R.V. Life Means Never Having to Leave Home (or the Office)This article is a part of our brand-new Currents series, which explores how technology is quickly altering our way of life.
The American deployments of Isaac Garrett Since their marriage in 2016, Navy has required Brittany Garrett to live apart from her husband on a number of occasions.
R.V. Life Means Never Having to Leave Home (or the Office)
The pair didn’t decide to put their long-discussed plan of continual companionship into action until February of this year. They sold their home in Virginia Beach and set out on a cross-country road trip with a heavy-duty vehicle towing a 22-foot trailer (first an S.U.V., then a pickup truck).
The last few months presented Ms. Garrett, 26, with the opportunity to make up for “all the lost time when he was gone”—the time she had spent apart from her husband.
We are in our mid-20s without children, so a two-bedroom, three-bathroom house wasn’t necessary for us, despite what society tells you to do at that stage of your life, according to Ms. Garrett, a recruitment manager for a child-care agency who works from home. As a result, we have reduced our workforce.
Even after the Garretts became RV owners, the Oscar-winning movie “Nomadland,” about a wandering RV owner, was released. According to Monika Geraci, a representative for the RV Industry Association, there are currently 11.2 million recreational vehicles in North America.
Ownership has Climbed By 26%
R.V. In the past ten years, ownership has climbed by 26%, and in March, new RV sales shattered all previous records with slightly more than 54,000 sent to dealers in North America.
According to dealers and internet markets, there is a significant market for used campers, trailers, buses, and vans. The latest models from Airstream are always improving, according to president and CEO Bob Wheeler.
Rollout awnings with integrated solar power panels and grey water reusing technology could be the next big things. He exudes enthusiasm.
As Mr. Wheeler noted, “the velocity of change is growing,” and as one researcher put it, “it is up to us to foresee and build systems that are adaptive.”
Cary Auburn, a retired lawyer from Colorado and an experienced camper, is amazed by the development. For those of us who have been RVing for a while, the technology is advancing at an astonishing rate.

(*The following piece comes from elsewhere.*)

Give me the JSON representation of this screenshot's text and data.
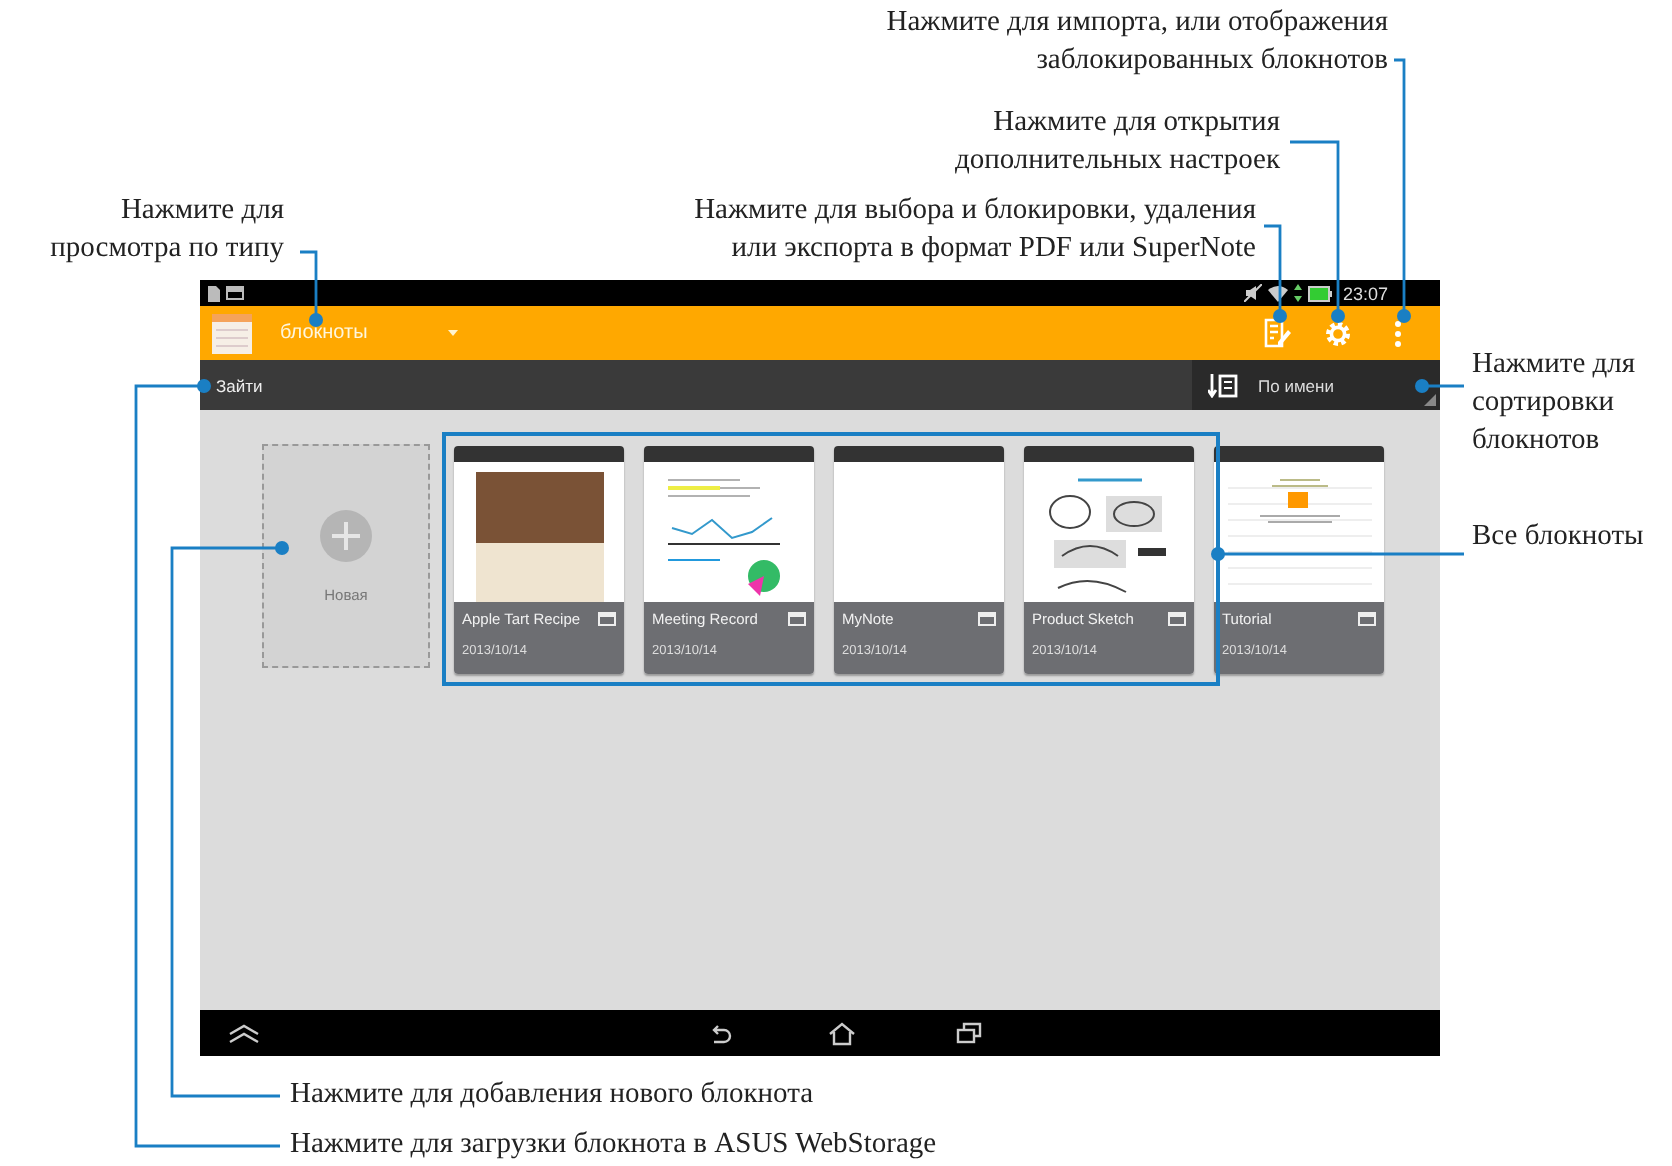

Mr. Auburn claims that such times are long gone when batteries only gave a small amount of power and water was flushed away in the woods.
It’s impossible to find yourself in a scenario where you don’t have the resources you require, according to Dave Simso, proprietor of Dave’s RV Center in Danbury, Connecticut.
Newmar Brand can Cost as Much as $1.3 Million
RVs under the Newmar brand can cost as much as $1.3 million and start at just under $200,000. The general manager of the business, Dave Jr., the son of Mr. Simso, claims that even producers of RVs with moderate price tags have consistently made an effort to stay up with new technologies, even in the days when “new” meant microwaves and DVD players.
The booming aftermarket allows for the upgrading of older models. The president and owner of RV Designer, John Tinghitella, deems the topic of toilets “icky,” and the majority of the focus is on the internet, portable electricity, and this issue.
When it comes to hitting the “flush,” we’ve been doing it for as long as we can remember, according to Mr. Tinghitella, a member of the RV Industry Association.
This isn’t always the case when travelling, which has given rise to numerous toilet improvements.
The Garretts usually park their RV in a campground and connect to a sewer connection so they can use their gravity flush toilet. A dump station is necessary to empty the holding tank in all other cases. The process, in Mr. Garrett’s words, is “my job,” but his wife, like many others, finds it “grotesque.”